As a conservation officer, search and rescue is unfortunately one of our missions. I remember a case a few years ago when I spotted a missing hunter from the air. He had been out since 7 that morning in late November and lost contact with the rest of his group. By 2 in the afternoon when we received the request for assistance from the Kanabec County Sheriff’s office, the temperature was in the single digits, with wind chills pushing the mercury below zero. After more than four hours of searching, I spotted from my aircraft the lost hunter waving his hat on a stick to signal to me. We radioed the coordinates of the hunter to conservation officers and deputies on the ground, who went by foot and ATV to the hunter’s location. When he saw them approaching, he ran to meet them and hugged one of the other hunters in the search and rescue party. In the end, he was found only 30 minutes before dark, when the temperature would have plummeted.
As conservation officers in the Minnesota Department of Natural Resources, we are responsible for everything from ongoing wildlife surveys and forestry research, to enforcing game and fish rules, and of course, search and rescue. To achieve this mission, our division has a fleet of six fixed-winged aircraft and three helicopters, which are essential to our missions.

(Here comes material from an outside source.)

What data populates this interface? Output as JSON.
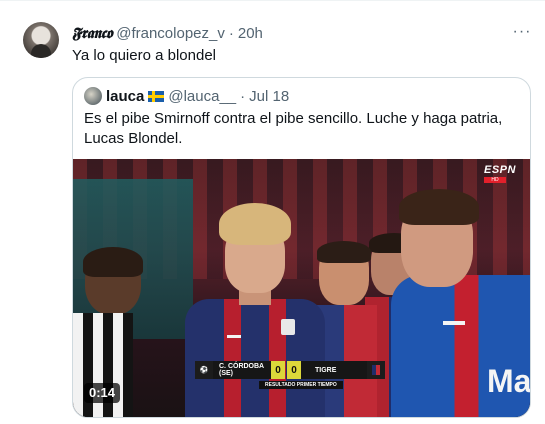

The majority of the work involves research, which is heavily dependent on aerial observation and photography. Our department tracks the spread of forest disease, in addition to tracking animals of all sizes. In fact, we are currently in the process of completing an annual aerial moose survey, which allows us to track long-term trends, count relative numbers of cows, calves and bulls and better understand the overall local ecology. For a forester to make the necessary observations from the ground for a survey of forest health for instance, it would take an extraordinarily longer amount of time and would not build the same comprehensive picture as seeing the tree canopy from above. Aerial photography really allows us to assemble a mosaic of forest health in a way that nothing else allows. Another key benefit is that we always try to be minimally invasive in our work; aerial observation is the ultimate in “leave no trace.” Despite what many people think, satellite imaging simply cannot replace aerial observation.
Law enforcement is another central component to the job of a conservation officer. We enforce fish and wildlife rules to ensure “fair chase.” Essentially, that means we make sure hunters and fishermen are complying with the law, not hunting or fishing out of season and not exploiting an unfair advantage over the animals being hunted. Aerial observation, in coordination with people on the ground, is a great way to do this more effectively. Deer baiting and hunting at night by motorized vehicle are all easily tracked by aircraft. The pilot can communicate the location to conservation officers on the ground, who can put a stop to that illegal activity.
As stated though, one of the most important part of the job of conservation officers is search and rescue. Every year, hikers, hunters and snowmobilers are reported missing in parks and public lands when they do not return when they are expected. When that happens, we mobilize along with the Minnesota State Patrol or local sheriff’s department, and we use aircraft to do it, as we did in the case of the lost hunter a few years ago. The difference the use of aircraft makes in search and rescue is night and day, and that saves lives. We are able to cover far more ground, even the most rugged terrain, with a bird’s eye view, in far less time. Often the use of an aircraft can minimize the risk to searchers as well.
The fact is that general aviation and small aircraft are vital to the management of public lands and fish and game enforcement. We also work very closely with other agencies, like the Minnesota State Patrol, U.S. Forest Service and National Parks Service, who rely on aviation assets as well. We also hire contractors to fight forest fires by air.
And, the value of general aviation goes far beyond emergency services and land management. Businesses of all sizes, especially in rural areas, rely on general aviation to manage multiple locations or jobsites, or visit suppliers and customers throughout the region. In fact, local airports are often an anchor for local business growth, attracting new employers to locate in the town. Overall, general aviation has an economic impact of $5.3 billion in Minnesota and supports more than 26,000 jobs.
I turn on the news and hear a lot about infrastructure lately, and when it comes to aviation, I know many throughout our state and country think about commercial aviation, roads and bridges. And when it comes to investments, that is where the resources go. But, general aviation and local airports are vitally important, they serve thousands of communities and rural areas throughout our state and nation, and we must remember the contributions of these aircraft and airports as we move forward with these debates and discussions about how to invest in our infrastructure, our communities and our economy as a whole.
Jason Jensen is a conservation officer with the Minnesota Department of Natural Resources and the Midwest region director of the Airborne Public Safety Association.